(Exercise brief) Your task is to extract every entry that follows word for word while excluding the pictures.

Page and application data records
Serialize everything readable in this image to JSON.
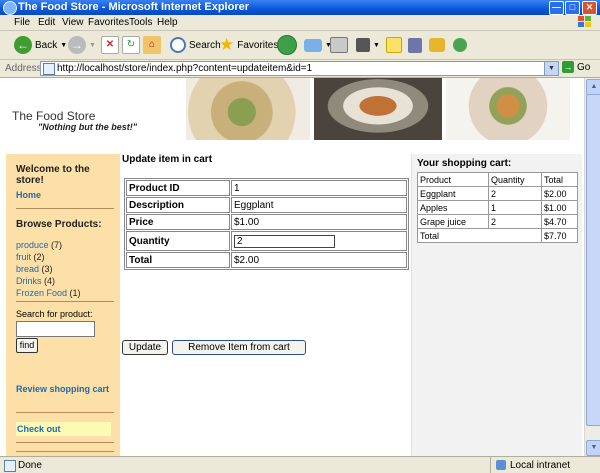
{
  "window": {
    "title": "The Food Store - Microsoft Internet Explorer"
  },
  "menu": [
    "File",
    "Edit",
    "View",
    "Favorites",
    "Tools",
    "Help"
  ],
  "toolbar": {
    "back_label": "Back",
    "search_label": "Search",
    "favorites_label": "Favorites"
  },
  "address": {
    "label": "Address",
    "url": "http://localhost/store/index.php?content=updateitem&id=1",
    "go_label": "Go"
  },
  "header": {
    "site_title": "The Food Store",
    "tagline": "\"Nothing but the best!\""
  },
  "sidebar": {
    "welcome": "Welcome to the store!",
    "home": "Home",
    "browse_heading": "Browse Products:",
    "categories": [
      {
        "name": "produce",
        "count": "(7)"
      },
      {
        "name": "fruit",
        "count": "(2)"
      },
      {
        "name": "bread",
        "count": "(3)"
      },
      {
        "name": "Drinks",
        "count": "(4)"
      },
      {
        "name": "Frozen Food",
        "count": "(1)"
      }
    ],
    "search_label": "Search for product:",
    "search_value": "",
    "find_label": "find",
    "review_cart": "Review shopping cart",
    "checkout": "Check out"
  },
  "main": {
    "heading": "Update item in cart",
    "rows": {
      "product_id": {
        "label": "Product ID",
        "value": "1"
      },
      "description": {
        "label": "Description",
        "value": "Eggplant"
      },
      "price": {
        "label": "Price",
        "value": "$1.00"
      },
      "quantity": {
        "label": "Quantity",
        "value": "2"
      },
      "total": {
        "label": "Total",
        "value": "$2.00"
      }
    },
    "update_label": "Update",
    "remove_label": "Remove Item from cart"
  },
  "cart": {
    "heading": "Your shopping cart:",
    "columns": [
      "Product",
      "Quantity",
      "Total"
    ],
    "items": [
      {
        "product": "Eggplant",
        "quantity": "2",
        "total": "$2.00"
      },
      {
        "product": "Apples",
        "quantity": "1",
        "total": "$1.00"
      },
      {
        "product": "Grape juice",
        "quantity": "2",
        "total": "$4.70"
      }
    ],
    "total_label": "Total",
    "total_value": "$7.70"
  },
  "status": {
    "text": "Done",
    "zone": "Local intranet"
  }
}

(Output for this exercise)
Serialize everything readable in this image to JSON.
{
  "window": {
    "title": "The Food Store - Microsoft Internet Explorer"
  },
  "menu": [
    "File",
    "Edit",
    "View",
    "Favorites",
    "Tools",
    "Help"
  ],
  "toolbar": {
    "back_label": "Back",
    "search_label": "Search",
    "favorites_label": "Favorites"
  },
  "address": {
    "label": "Address",
    "url": "http://localhost/store/index.php?content=updateitem&id=1",
    "go_label": "Go"
  },
  "header": {
    "site_title": "The Food Store",
    "tagline": "\"Nothing but the best!\""
  },
  "sidebar": {
    "welcome": "Welcome to the store!",
    "home": "Home",
    "browse_heading": "Browse Products:",
    "categories": [
      {
        "name": "produce",
        "count": "(7)"
      },
      {
        "name": "fruit",
        "count": "(2)"
      },
      {
        "name": "bread",
        "count": "(3)"
      },
      {
        "name": "Drinks",
        "count": "(4)"
      },
      {
        "name": "Frozen Food",
        "count": "(1)"
      }
    ],
    "search_label": "Search for product:",
    "search_value": "",
    "find_label": "find",
    "review_cart": "Review shopping cart",
    "checkout": "Check out"
  },
  "main": {
    "heading": "Update item in cart",
    "rows": {
      "product_id": {
        "label": "Product ID",
        "value": "1"
      },
      "description": {
        "label": "Description",
        "value": "Eggplant"
      },
      "price": {
        "label": "Price",
        "value": "$1.00"
      },
      "quantity": {
        "label": "Quantity",
        "value": "2"
      },
      "total": {
        "label": "Total",
        "value": "$2.00"
      }
    },
    "update_label": "Update",
    "remove_label": "Remove Item from cart"
  },
  "cart": {
    "heading": "Your shopping cart:",
    "columns": [
      "Product",
      "Quantity",
      "Total"
    ],
    "items": [
      {
        "product": "Eggplant",
        "quantity": "2",
        "total": "$2.00"
      },
      {
        "product": "Apples",
        "quantity": "1",
        "total": "$1.00"
      },
      {
        "product": "Grape juice",
        "quantity": "2",
        "total": "$4.70"
      }
    ],
    "total_label": "Total",
    "total_value": "$7.70"
  },
  "status": {
    "text": "Done",
    "zone": "Local intranet"
  }
}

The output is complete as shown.